There are some new rules about how broadband companies can advertise the speed on their services, and as of next May they're going to have to stop using "unrealistic" speed quotes that almost nobody is going to be able to enjoy.
At the moment Internet providers are allowed to advertise speeds only attainable by 10 per cent of their customers, but the Advertising Standards Authority has declared that this isn't going to be allowed anymore. Instead providers will have to advertise speeds that at least 50 per cent of its customers can get at peak times.
The ASA found that a lot of people were confused by speed claims in broadband adverts, passing those concerns onto the Committees of Advertising Practices. CAP then consulted with Ofcom, ISPs, and consumer groups to help find a better way for providers to advertise their broadband speeds.
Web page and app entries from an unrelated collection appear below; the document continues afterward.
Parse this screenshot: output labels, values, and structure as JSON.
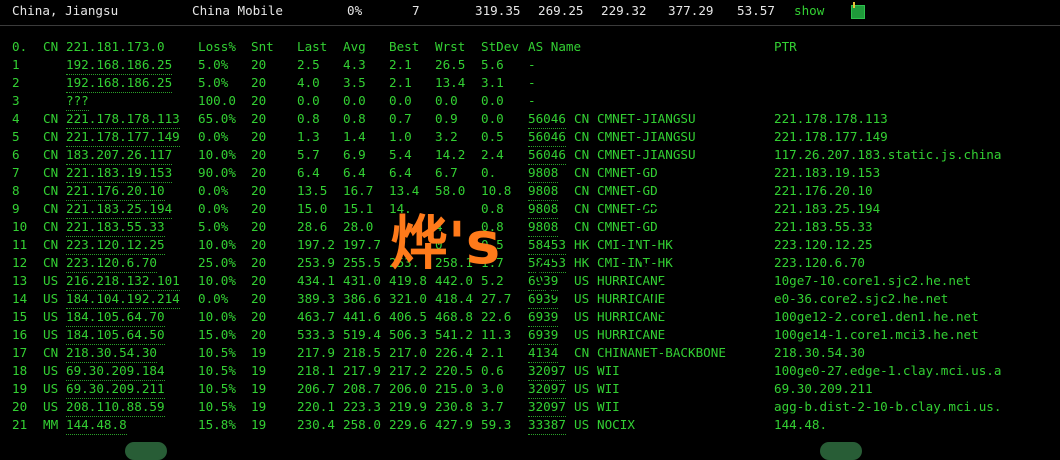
{
  "topbar": {
    "location": "China, Jiangsu",
    "isp": "China Mobile",
    "loss": "0%",
    "sent": "7",
    "v1": "319.35",
    "v2": "269.25",
    "v3": "229.32",
    "v4": "377.29",
    "v5": "53.57",
    "show_link": "show",
    "toggle_color": "#1f9a3a"
  },
  "header": {
    "hop": "0.",
    "cc": "CN",
    "ip": "221.181.173.0",
    "loss": "Loss%",
    "snt": "Snt",
    "last": "Last",
    "avg": "Avg",
    "best": "Best",
    "wrst": "Wrst",
    "stdev": "StDev",
    "asname": "AS Name",
    "ptr": "PTR"
  },
  "rows": [
    {
      "hop": "1",
      "cc": "",
      "ip": "192.168.186.25",
      "loss": "5.0%",
      "snt": "20",
      "last": "2.5",
      "avg": "4.3",
      "best": "2.1",
      "wrst": "26.5",
      "stdev": "5.6",
      "asn": "-",
      "ascc": "",
      "asname": "",
      "ptr": ""
    },
    {
      "hop": "2",
      "cc": "",
      "ip": "192.168.186.25",
      "loss": "5.0%",
      "snt": "20",
      "last": "4.0",
      "avg": "3.5",
      "best": "2.1",
      "wrst": "13.4",
      "stdev": "3.1",
      "asn": "-",
      "ascc": "",
      "asname": "",
      "ptr": ""
    },
    {
      "hop": "3",
      "cc": "",
      "ip": "???",
      "loss": "100.0",
      "snt": "20",
      "last": "0.0",
      "avg": "0.0",
      "best": "0.0",
      "wrst": "0.0",
      "stdev": "0.0",
      "asn": "-",
      "ascc": "",
      "asname": "",
      "ptr": ""
    },
    {
      "hop": "4",
      "cc": "CN",
      "ip": "221.178.178.113",
      "loss": "65.0%",
      "snt": "20",
      "last": "0.8",
      "avg": "0.8",
      "best": "0.7",
      "wrst": "0.9",
      "stdev": "0.0",
      "asn": "56046",
      "ascc": "CN",
      "asname": "CMNET-JIANGSU",
      "ptr": "221.178.178.113"
    },
    {
      "hop": "5",
      "cc": "CN",
      "ip": "221.178.177.149",
      "loss": "0.0%",
      "snt": "20",
      "last": "1.3",
      "avg": "1.4",
      "best": "1.0",
      "wrst": "3.2",
      "stdev": "0.5",
      "asn": "56046",
      "ascc": "CN",
      "asname": "CMNET-JIANGSU",
      "ptr": "221.178.177.149"
    },
    {
      "hop": "6",
      "cc": "CN",
      "ip": "183.207.26.117",
      "loss": "10.0%",
      "snt": "20",
      "last": "5.7",
      "avg": "6.9",
      "best": "5.4",
      "wrst": "14.2",
      "stdev": "2.4",
      "asn": "56046",
      "ascc": "CN",
      "asname": "CMNET-JIANGSU",
      "ptr": "117.26.207.183.static.js.china"
    },
    {
      "hop": "7",
      "cc": "CN",
      "ip": "221.183.19.153",
      "loss": "90.0%",
      "snt": "20",
      "last": "6.4",
      "avg": "6.4",
      "best": "6.4",
      "wrst": "6.7",
      "stdev": "0.",
      "asn": "9808",
      "ascc": "CN",
      "asname": "CMNET-GD",
      "ptr": "221.183.19.153"
    },
    {
      "hop": "8",
      "cc": "CN",
      "ip": "221.176.20.10",
      "loss": "0.0%",
      "snt": "20",
      "last": "13.5",
      "avg": "16.7",
      "best": "13.4",
      "wrst": "58.0",
      "stdev": "10.8",
      "asn": "9808",
      "ascc": "CN",
      "asname": "CMNET-GD",
      "ptr": "221.176.20.10"
    },
    {
      "hop": "9",
      "cc": "CN",
      "ip": "221.183.25.194",
      "loss": "0.0%",
      "snt": "20",
      "last": "15.0",
      "avg": "15.1",
      "best": "14.",
      "wrst": "",
      "stdev": "0.8",
      "asn": "9808",
      "ascc": "CN",
      "asname": "CMNET-GD",
      "ptr": "221.183.25.194"
    },
    {
      "hop": "10",
      "cc": "CN",
      "ip": "221.183.55.33",
      "loss": "5.0%",
      "snt": "20",
      "last": "28.6",
      "avg": "28.0",
      "best": "",
      "wrst": "4",
      "stdev": "0.8",
      "asn": "9808",
      "ascc": "CN",
      "asname": "CMNET-GD",
      "ptr": "221.183.55.33"
    },
    {
      "hop": "11",
      "cc": "CN",
      "ip": "223.120.12.25",
      "loss": "10.0%",
      "snt": "20",
      "last": "197.2",
      "avg": "197.7",
      "best": "",
      "wrst": "0",
      "stdev": "0.5",
      "asn": "58453",
      "ascc": "HK",
      "asname": "CMI-INT-HK",
      "ptr": "223.120.12.25"
    },
    {
      "hop": "12",
      "cc": "CN",
      "ip": "223.120.6.70",
      "loss": "25.0%",
      "snt": "20",
      "last": "253.9",
      "avg": "255.5",
      "best": "253.",
      "wrst": "258.1",
      "stdev": "1.7",
      "asn": "58453",
      "ascc": "HK",
      "asname": "CMI-INT-HK",
      "ptr": "223.120.6.70"
    },
    {
      "hop": "13",
      "cc": "US",
      "ip": "216.218.132.101",
      "loss": "10.0%",
      "snt": "20",
      "last": "434.1",
      "avg": "431.0",
      "best": "419.8",
      "wrst": "442.0",
      "stdev": "5.2",
      "asn": "6939",
      "ascc": "US",
      "asname": "HURRICANE",
      "ptr": "10ge7-10.core1.sjc2.he.net"
    },
    {
      "hop": "14",
      "cc": "US",
      "ip": "184.104.192.214",
      "loss": "0.0%",
      "snt": "20",
      "last": "389.3",
      "avg": "386.6",
      "best": "321.0",
      "wrst": "418.4",
      "stdev": "27.7",
      "asn": "6939",
      "ascc": "US",
      "asname": "HURRICANE",
      "ptr": "e0-36.core2.sjc2.he.net"
    },
    {
      "hop": "15",
      "cc": "US",
      "ip": "184.105.64.70",
      "loss": "10.0%",
      "snt": "20",
      "last": "463.7",
      "avg": "441.6",
      "best": "406.5",
      "wrst": "468.8",
      "stdev": "22.6",
      "asn": "6939",
      "ascc": "US",
      "asname": "HURRICANE",
      "ptr": "100ge12-2.core1.den1.he.net"
    },
    {
      "hop": "16",
      "cc": "US",
      "ip": "184.105.64.50",
      "loss": "15.0%",
      "snt": "20",
      "last": "533.3",
      "avg": "519.4",
      "best": "506.3",
      "wrst": "541.2",
      "stdev": "11.3",
      "asn": "6939",
      "ascc": "US",
      "asname": "HURRICANE",
      "ptr": "100ge14-1.core1.mci3.he.net"
    },
    {
      "hop": "17",
      "cc": "CN",
      "ip": "218.30.54.30",
      "loss": "10.5%",
      "snt": "19",
      "last": "217.9",
      "avg": "218.5",
      "best": "217.0",
      "wrst": "226.4",
      "stdev": "2.1",
      "asn": "4134",
      "ascc": "CN",
      "asname": "CHINANET-BACKBONE",
      "ptr": "218.30.54.30"
    },
    {
      "hop": "18",
      "cc": "US",
      "ip": "69.30.209.184",
      "loss": "10.5%",
      "snt": "19",
      "last": "218.1",
      "avg": "217.9",
      "best": "217.2",
      "wrst": "220.5",
      "stdev": "0.6",
      "asn": "32097",
      "ascc": "US",
      "asname": "WII",
      "ptr": "100ge0-27.edge-1.clay.mci.us.a"
    },
    {
      "hop": "19",
      "cc": "US",
      "ip": "69.30.209.211",
      "loss": "10.5%",
      "snt": "19",
      "last": "206.7",
      "avg": "208.7",
      "best": "206.0",
      "wrst": "215.0",
      "stdev": "3.0",
      "asn": "32097",
      "ascc": "US",
      "asname": "WII",
      "ptr": "69.30.209.211"
    },
    {
      "hop": "20",
      "cc": "US",
      "ip": "208.110.88.59",
      "loss": "10.5%",
      "snt": "19",
      "last": "220.1",
      "avg": "223.3",
      "best": "219.9",
      "wrst": "230.8",
      "stdev": "3.7",
      "asn": "32097",
      "ascc": "US",
      "asname": "WII",
      "ptr": "agg-b.dist-2-10-b.clay.mci.us."
    },
    {
      "hop": "21",
      "cc": "MM",
      "ip": "144.48.8",
      "loss": "15.8%",
      "snt": "19",
      "last": "230.4",
      "avg": "258.0",
      "best": "229.6",
      "wrst": "427.9",
      "stdev": "59.3",
      "asn": "33387",
      "ascc": "US",
      "asname": "NOCIX",
      "ptr": "144.48."
    }
  ],
  "watermark": {
    "text": "烨's",
    "color": "#ff7a1a"
  }
}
So that's where the 50 per cent figure came into play.
In addition to the average, CAP is also encouraging ISPs to promote speed checkers in their adverts, so users could go and check their own speeds for themselves and see what they could get from a new service. According to Which? people can expect the adverts to start changing in April, just before the May deadline. It also means we can probably expect to see more variation in advertised speeds, seeing as how every internet provider is different.
This, along with the fact that companies are bundling line rental fees into their advertised prices, can only be a good thing. We all like the internet, and most of us need the internet for 21st century life. Making sure we know exactly what we're getting, and how much we'll have to pay, makes life better for everyone. [BBC News]